Looking around the Nordics, what’s the most interesting field?
It is really interesting that when you look at companies being created they are slowly but surely taking on the bigger and bigger challenges. Until today we have only dealt with fairly big challenges, but actually these have been the easy wins.
Because of the rigidities that exist in areas like healthcare or FinTech or education, those are hard problems to solve. If we are able to reduce friction and see technology penetrating these markets every day we are going to be able to take on those highly regulated, fragmented, regional businesses that have lots of hurdles and make them global and frictionless. That’s the aim, but it’s going to take time. Then you have really big sectors.
We have seen that some of those fragmented and regulated sectors have already start
ed to transform – I am thinking of transport and Uber as the latest example in this field.
It shows. Transport is huge and there’s a lot we are seeing in different categories, like food delivery like businesses or just delivering packages or wh
It’s a huge industry. Whatever happens, what is different is also that these are integral parts of any economy. They need to have these components and the old economies are becoming more and more efficient because they are implementing new tech.
Can big companies even change in those old industries?
It’s been hard in the past. I don’t think it’s a given that they won’t. I think some of them will rise to the challenge. Every once in a while I get impressed how large companies say, “Hey, models change,” if they see it … If they see the Abyss and say, “Oh God, if we carry on like this it’s not going to look good,” I think some of them will jump and some of them will kind of … well, we’ll see.
How should startups approach you?
We try to be available as much as we can. We try to constantly improve and make sure there is a real presence. Send us an email, it’s as simple as that. If you have any contacts related to us, see if they could introduce you. But we try to be as available as we can.
What has been the strangest place you have been pitched at? Have you actually heard an elevator pitch in an elevator?
I probably have. I hear them everywhere and I love them. There is a reason why I am in this business and why people decide to take on the challenge and try to build something big and change the world. They have that enthusiasm, that hope and belief. That’s not to say that everybody is going to make it. Sometimes it’s the road that’s the most interesting part.
Successful entrepreneurs, when they look back, say the best time was when it was the most simple. That probably was the toughest time too. It’s exciting to be a part of that – to help people out and get them on the road to success.
This interview was originally published in CoFounder Magazine‘s autumn issue which has a special focus on the Nordics.
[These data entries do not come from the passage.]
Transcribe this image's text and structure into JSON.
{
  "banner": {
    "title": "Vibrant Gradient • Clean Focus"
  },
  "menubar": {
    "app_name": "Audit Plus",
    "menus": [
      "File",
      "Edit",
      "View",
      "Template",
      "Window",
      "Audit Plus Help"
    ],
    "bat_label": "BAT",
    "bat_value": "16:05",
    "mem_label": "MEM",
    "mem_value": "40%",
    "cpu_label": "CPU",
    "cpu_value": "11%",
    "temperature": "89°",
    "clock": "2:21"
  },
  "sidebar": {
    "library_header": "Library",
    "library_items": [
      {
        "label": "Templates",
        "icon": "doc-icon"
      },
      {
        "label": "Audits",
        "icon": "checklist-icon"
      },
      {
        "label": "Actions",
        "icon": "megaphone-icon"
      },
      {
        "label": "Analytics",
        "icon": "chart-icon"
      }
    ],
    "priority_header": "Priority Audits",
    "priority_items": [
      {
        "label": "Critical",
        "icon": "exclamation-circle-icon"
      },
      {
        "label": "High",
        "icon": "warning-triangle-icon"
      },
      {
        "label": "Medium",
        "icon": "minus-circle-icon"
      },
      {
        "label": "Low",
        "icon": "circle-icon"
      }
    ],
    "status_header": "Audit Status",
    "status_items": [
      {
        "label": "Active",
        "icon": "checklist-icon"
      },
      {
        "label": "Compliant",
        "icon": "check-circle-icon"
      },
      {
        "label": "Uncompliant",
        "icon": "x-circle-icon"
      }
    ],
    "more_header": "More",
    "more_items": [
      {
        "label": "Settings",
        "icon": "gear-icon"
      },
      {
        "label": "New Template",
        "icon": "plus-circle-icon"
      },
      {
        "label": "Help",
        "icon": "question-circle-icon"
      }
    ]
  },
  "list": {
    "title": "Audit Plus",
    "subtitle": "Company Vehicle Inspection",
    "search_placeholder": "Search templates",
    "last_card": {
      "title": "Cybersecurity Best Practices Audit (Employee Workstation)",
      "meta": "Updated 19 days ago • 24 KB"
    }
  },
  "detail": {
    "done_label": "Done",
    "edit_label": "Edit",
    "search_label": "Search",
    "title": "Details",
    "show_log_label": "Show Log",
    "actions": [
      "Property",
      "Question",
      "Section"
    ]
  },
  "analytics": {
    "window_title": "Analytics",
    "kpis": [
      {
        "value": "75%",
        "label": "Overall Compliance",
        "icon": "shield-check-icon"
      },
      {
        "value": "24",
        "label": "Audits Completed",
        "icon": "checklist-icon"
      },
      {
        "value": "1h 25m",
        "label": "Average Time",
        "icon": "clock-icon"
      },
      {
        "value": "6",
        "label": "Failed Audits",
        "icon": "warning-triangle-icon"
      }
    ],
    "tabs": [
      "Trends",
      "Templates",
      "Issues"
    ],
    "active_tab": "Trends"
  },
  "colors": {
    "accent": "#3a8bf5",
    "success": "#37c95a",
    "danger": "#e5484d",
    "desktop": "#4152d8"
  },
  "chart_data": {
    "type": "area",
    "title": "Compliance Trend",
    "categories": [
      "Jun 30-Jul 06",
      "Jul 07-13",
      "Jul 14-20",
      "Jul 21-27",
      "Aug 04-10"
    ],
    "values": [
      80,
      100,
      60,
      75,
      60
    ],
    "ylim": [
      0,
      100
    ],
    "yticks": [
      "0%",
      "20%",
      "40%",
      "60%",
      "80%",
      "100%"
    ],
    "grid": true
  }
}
CoFounder Magazine is a startup magazine available to order online – and it’s also available now around 150 kiosks across Finland!